Probably there is no comedy like the comedy of simultaneous puberty and menopause. And no tragedy like it either. I forget which English lord remarked that life is a comedy for those who think and a tragedy for those who feel. Let's think, now: Did I actually tell the fourteen-year-old that I'd wake him up early? But no, I just told him he had to go to bed on time and then he said, "Mommy! I don't have first hour in school tomorrow, so I don't need to go to bed on time." And I went to militaristic default: "Get upstairs now."
"But why do I have to go to bed now?"
Well, because until a moment ago, he had been lying on the couch starting to snore in front of the two minutes of news he claimed he had to watch. But you can bet your bottom dollar I won't be mentioning that to him.
I figure I'm ahead: It is nearly ten p.m., and I know where my kid is.
"But other people in my class go to bed much later and I don't have first hour tomorrow."
"It's not my bedtime."
"I'm going to count to five, and if, at that point, you are not upstairs, I am going to unplug and remove your computer."
Yawn. Yawn. Yawn.
I didn't unplug the computer because I was so tired myself that I forgot. He did take longer than five counts to get upstairs. He did get upstairs.
In the morning, as I was waking his brother and sister, I remembered the times I'd waked him when I'd forgotten that his first school hour was cancelled, and I patted myself on the back for remembering that he had no first hour today and could therefore sleep late.
I woke him at seven instead of at six.
"Good morning! It's seven."
"WHAT? Why didn't you wake me?!! GOD DAMN IT!"
"You said you had no first hour."
"But you made me go to bed early."
"Well, you seem to have needed your sleep."
Audible slap on forehead. How dumb can Mommy be? Loud complaints all the way downstairs. Loud complaints at breakfast. Until his peace-making Dad says, "For goodness sakes, Mommy and I are dying for more sleep. Aren't you lucky you got to sleep?"

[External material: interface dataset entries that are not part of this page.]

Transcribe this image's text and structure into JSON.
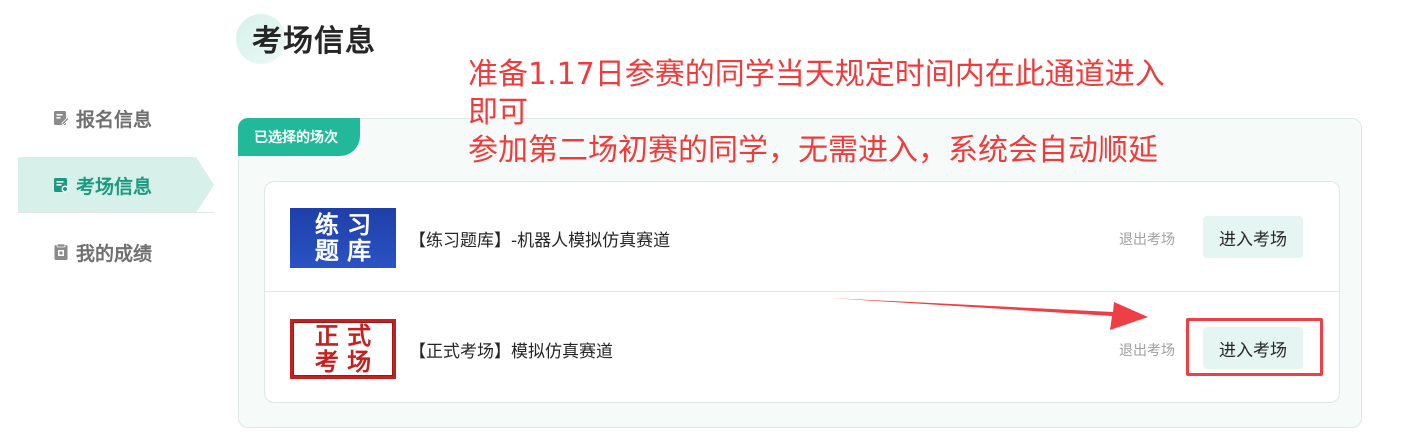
{
  "header": {
    "title": "考场信息"
  },
  "sidebar": {
    "items": [
      {
        "label": "报名信息",
        "icon": "edit-icon",
        "active": false
      },
      {
        "label": "考场信息",
        "icon": "venue-icon",
        "active": true
      },
      {
        "label": "我的成绩",
        "icon": "score-icon",
        "active": false
      }
    ]
  },
  "annotation": {
    "line1": "准备1.17日参赛的同学当天规定时间内在此通道进入",
    "line2": "即可",
    "line3": "参加第二场初赛的同学，无需进入，系统会自动顺延",
    "color": "#ef3b3b"
  },
  "panel": {
    "tag": "已选择的场次",
    "sessions": [
      {
        "thumb_line1": "练 习",
        "thumb_line2": "题 库",
        "label": "【练习题库】-机器人模拟仿真赛道",
        "exit_label": "退出考场",
        "enter_label": "进入考场"
      },
      {
        "thumb_line1": "正 式",
        "thumb_line2": "考 场",
        "label": "【正式考场】模拟仿真赛道",
        "exit_label": "退出考场",
        "enter_label": "进入考场"
      }
    ]
  },
  "colors": {
    "accent": "#22b99a",
    "highlight": "#ee3f46"
  }
}
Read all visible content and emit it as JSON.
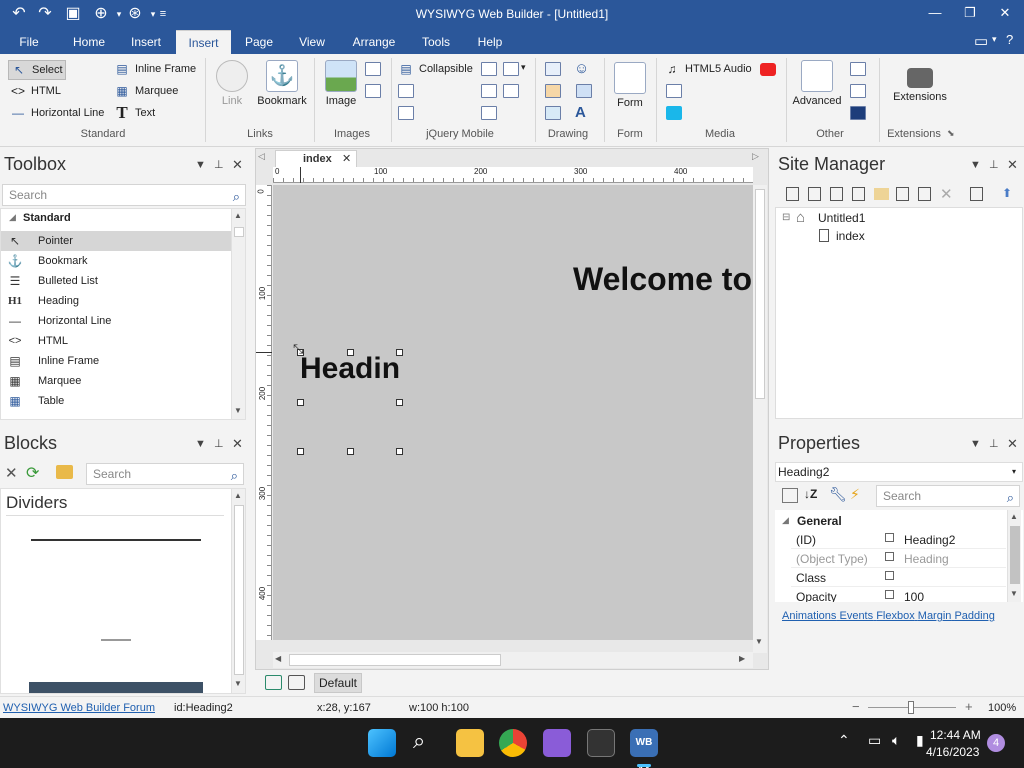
{
  "app": {
    "title": "WYSIWYG Web Builder - [Untitled1]"
  },
  "quick_access": [
    "undo-icon",
    "redo-icon",
    "save-icon",
    "preview-icon",
    "publish-icon",
    "customize-icon"
  ],
  "menu_tabs": [
    {
      "label": "File"
    },
    {
      "label": "Home"
    },
    {
      "label": "Insert"
    },
    {
      "label": "Insert",
      "active": true
    },
    {
      "label": "Page"
    },
    {
      "label": "View"
    },
    {
      "label": "Arrange"
    },
    {
      "label": "Tools"
    },
    {
      "label": "Help"
    }
  ],
  "ribbon": {
    "standard": {
      "select": "Select",
      "html": "HTML",
      "horizontal_line": "Horizontal Line",
      "inline_frame": "Inline Frame",
      "marquee": "Marquee",
      "text": "Text",
      "group": "Standard"
    },
    "links": {
      "link": "Link",
      "bookmark": "Bookmark",
      "group": "Links"
    },
    "images": {
      "image": "Image",
      "group": "Images"
    },
    "jquery": {
      "collapsible": "Collapsible",
      "group": "jQuery Mobile"
    },
    "drawing": {
      "group": "Drawing"
    },
    "form": {
      "form": "Form",
      "group": "Form"
    },
    "media": {
      "html5_audio": "HTML5 Audio",
      "group": "Media"
    },
    "other": {
      "advanced": "Advanced",
      "group": "Other"
    },
    "extensions": {
      "extensions": "Extensions",
      "group": "Extensions"
    }
  },
  "toolbox": {
    "title": "Toolbox",
    "search_placeholder": "Search",
    "category": "Standard",
    "items": [
      {
        "label": "Pointer",
        "icon": "pointer-icon",
        "glyph": "↖"
      },
      {
        "label": "Bookmark",
        "icon": "anchor-icon",
        "glyph": "⚓"
      },
      {
        "label": "Bulleted List",
        "icon": "list-icon",
        "glyph": "☰"
      },
      {
        "label": "Heading",
        "icon": "heading-icon",
        "glyph": "H1"
      },
      {
        "label": "Horizontal Line",
        "icon": "hline-icon",
        "glyph": "—"
      },
      {
        "label": "HTML",
        "icon": "code-icon",
        "glyph": "<>"
      },
      {
        "label": "Inline Frame",
        "icon": "iframe-icon",
        "glyph": "▤"
      },
      {
        "label": "Marquee",
        "icon": "marquee-icon",
        "glyph": "▦"
      },
      {
        "label": "Table",
        "icon": "table-icon",
        "glyph": "▦"
      }
    ]
  },
  "blocks": {
    "title": "Blocks",
    "search_placeholder": "Search",
    "category": "Dividers"
  },
  "editor": {
    "tab": "index",
    "ruler_h": [
      "0",
      "100",
      "200",
      "300",
      "400"
    ],
    "ruler_v": [
      "0",
      "100",
      "200",
      "300",
      "400"
    ],
    "welcome_text": "Welcome to",
    "heading_text": "Headin",
    "layout_label": "Default"
  },
  "site_manager": {
    "title": "Site Manager",
    "root": "Untitled1",
    "page": "index"
  },
  "properties": {
    "title": "Properties",
    "selected": "Heading2",
    "search_placeholder": "Search",
    "section": "General",
    "rows": [
      {
        "name": "(ID)",
        "value": "Heading2",
        "muted": false
      },
      {
        "name": "(Object Type)",
        "value": "Heading",
        "muted": true
      },
      {
        "name": "Class",
        "value": "",
        "muted": false
      },
      {
        "name": "Opacity",
        "value": "100",
        "muted": false
      }
    ],
    "links": [
      "Animations",
      "Events",
      "Flexbox",
      "Margin",
      "Padding"
    ]
  },
  "status": {
    "forum": "WYSIWYG Web Builder Forum",
    "id": "id:Heading2",
    "coords": "x:28, y:167",
    "size": "w:100 h:100",
    "zoom": "100%"
  },
  "taskbar": {
    "time": "12:44 AM",
    "date": "4/16/2023",
    "badge": "4",
    "active_app": "WB 14"
  }
}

By the time he had to leave, he had forgiven me, and was telling me all about the parallel universes in The Hitchhiker's Guide to the Galaxy. I am glad that he likes to read books. When I get on the tram, I am usually the only person there with a book in hand, except once in a while there's a student reading a textbook, or a child reading Diary of a Wimpy Kid. Everyone else is putzing around with their cell phones. But he carries his book and reads it on the tram. We done good! The kid turned out all right, even if he does hate us about fifty percent of the time.